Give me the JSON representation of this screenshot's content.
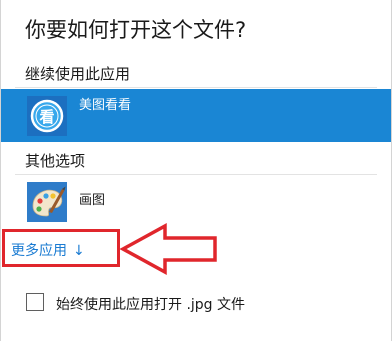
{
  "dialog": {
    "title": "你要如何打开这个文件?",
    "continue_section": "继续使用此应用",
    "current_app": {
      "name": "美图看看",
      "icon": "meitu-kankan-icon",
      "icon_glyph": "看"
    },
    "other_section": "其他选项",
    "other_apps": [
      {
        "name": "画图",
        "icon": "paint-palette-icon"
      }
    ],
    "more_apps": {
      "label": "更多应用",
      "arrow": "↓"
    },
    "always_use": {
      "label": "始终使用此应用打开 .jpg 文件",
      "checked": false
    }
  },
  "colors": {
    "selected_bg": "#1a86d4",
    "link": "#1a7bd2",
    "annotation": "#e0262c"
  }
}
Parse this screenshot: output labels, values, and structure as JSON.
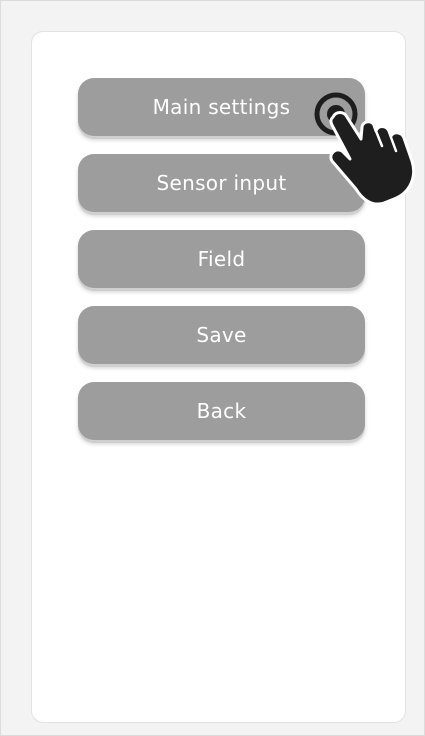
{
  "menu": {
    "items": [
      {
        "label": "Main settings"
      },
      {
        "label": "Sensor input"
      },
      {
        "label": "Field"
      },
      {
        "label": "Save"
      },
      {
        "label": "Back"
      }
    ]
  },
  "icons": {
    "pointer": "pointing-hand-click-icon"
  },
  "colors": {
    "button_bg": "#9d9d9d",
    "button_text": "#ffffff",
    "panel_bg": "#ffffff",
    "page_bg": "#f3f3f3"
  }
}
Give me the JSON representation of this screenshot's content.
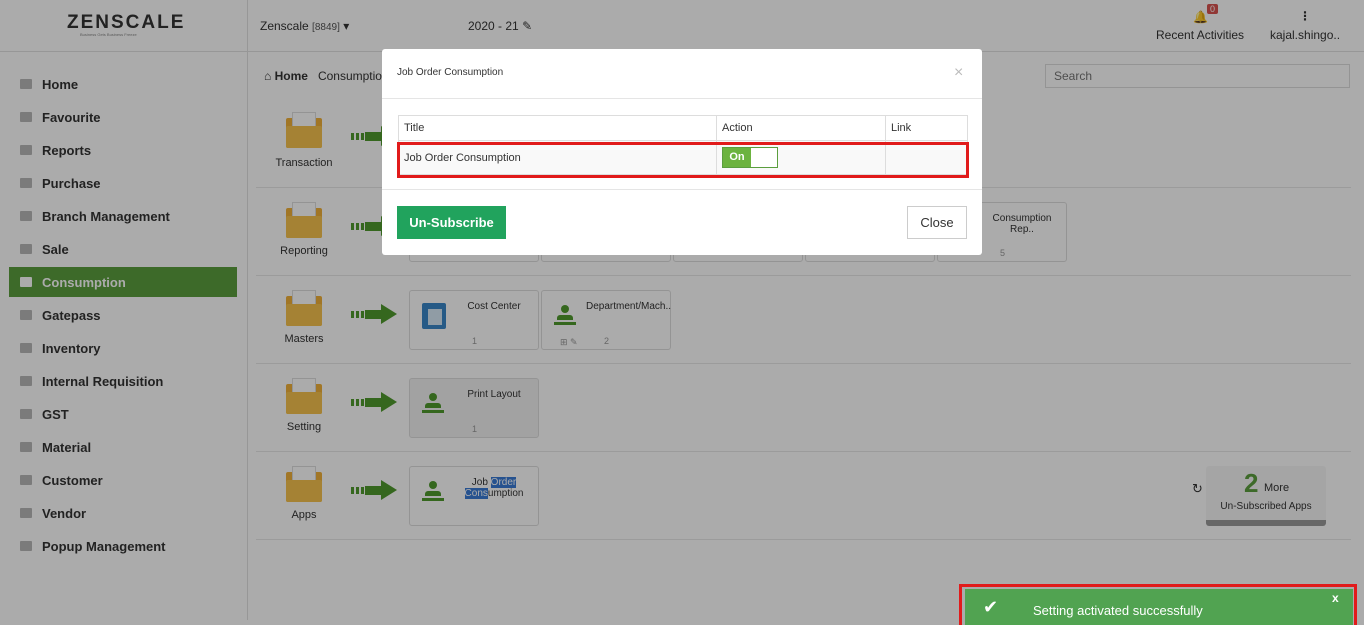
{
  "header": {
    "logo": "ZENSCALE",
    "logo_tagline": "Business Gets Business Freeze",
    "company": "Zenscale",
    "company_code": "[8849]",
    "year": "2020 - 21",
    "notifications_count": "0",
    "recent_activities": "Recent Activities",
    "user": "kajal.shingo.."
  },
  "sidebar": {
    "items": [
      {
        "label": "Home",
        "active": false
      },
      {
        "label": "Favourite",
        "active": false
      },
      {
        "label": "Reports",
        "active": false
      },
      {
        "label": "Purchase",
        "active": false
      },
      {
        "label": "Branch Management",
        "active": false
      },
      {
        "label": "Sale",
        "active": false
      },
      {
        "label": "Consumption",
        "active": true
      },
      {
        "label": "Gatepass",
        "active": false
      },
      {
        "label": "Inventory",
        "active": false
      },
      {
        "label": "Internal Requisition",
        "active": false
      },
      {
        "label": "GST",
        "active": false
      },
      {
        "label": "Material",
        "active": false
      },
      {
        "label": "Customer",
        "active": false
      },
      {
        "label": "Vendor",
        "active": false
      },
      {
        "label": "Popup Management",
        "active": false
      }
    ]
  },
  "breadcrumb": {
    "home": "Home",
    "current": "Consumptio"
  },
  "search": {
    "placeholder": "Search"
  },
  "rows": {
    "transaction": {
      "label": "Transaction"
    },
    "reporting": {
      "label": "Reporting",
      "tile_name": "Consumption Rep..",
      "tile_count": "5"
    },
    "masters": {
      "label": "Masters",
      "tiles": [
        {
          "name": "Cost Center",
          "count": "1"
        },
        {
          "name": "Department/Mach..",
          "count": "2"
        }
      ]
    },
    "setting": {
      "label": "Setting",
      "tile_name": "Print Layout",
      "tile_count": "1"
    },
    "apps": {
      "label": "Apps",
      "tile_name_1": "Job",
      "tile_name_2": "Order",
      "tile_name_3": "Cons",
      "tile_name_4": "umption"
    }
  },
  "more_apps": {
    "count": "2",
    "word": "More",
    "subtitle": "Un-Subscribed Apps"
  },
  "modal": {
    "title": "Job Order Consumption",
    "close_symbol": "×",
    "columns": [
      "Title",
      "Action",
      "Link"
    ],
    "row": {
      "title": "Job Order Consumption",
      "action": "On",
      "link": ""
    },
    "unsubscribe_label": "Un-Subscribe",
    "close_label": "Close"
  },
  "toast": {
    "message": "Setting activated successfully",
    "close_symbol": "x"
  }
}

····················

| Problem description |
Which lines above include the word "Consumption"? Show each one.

| Exercise answer |
        "label": "Consumption",
      "tile_name": "Consumption Rep..",
    "title": "Job Order Consumption",
      "title": "Job Order Consumption",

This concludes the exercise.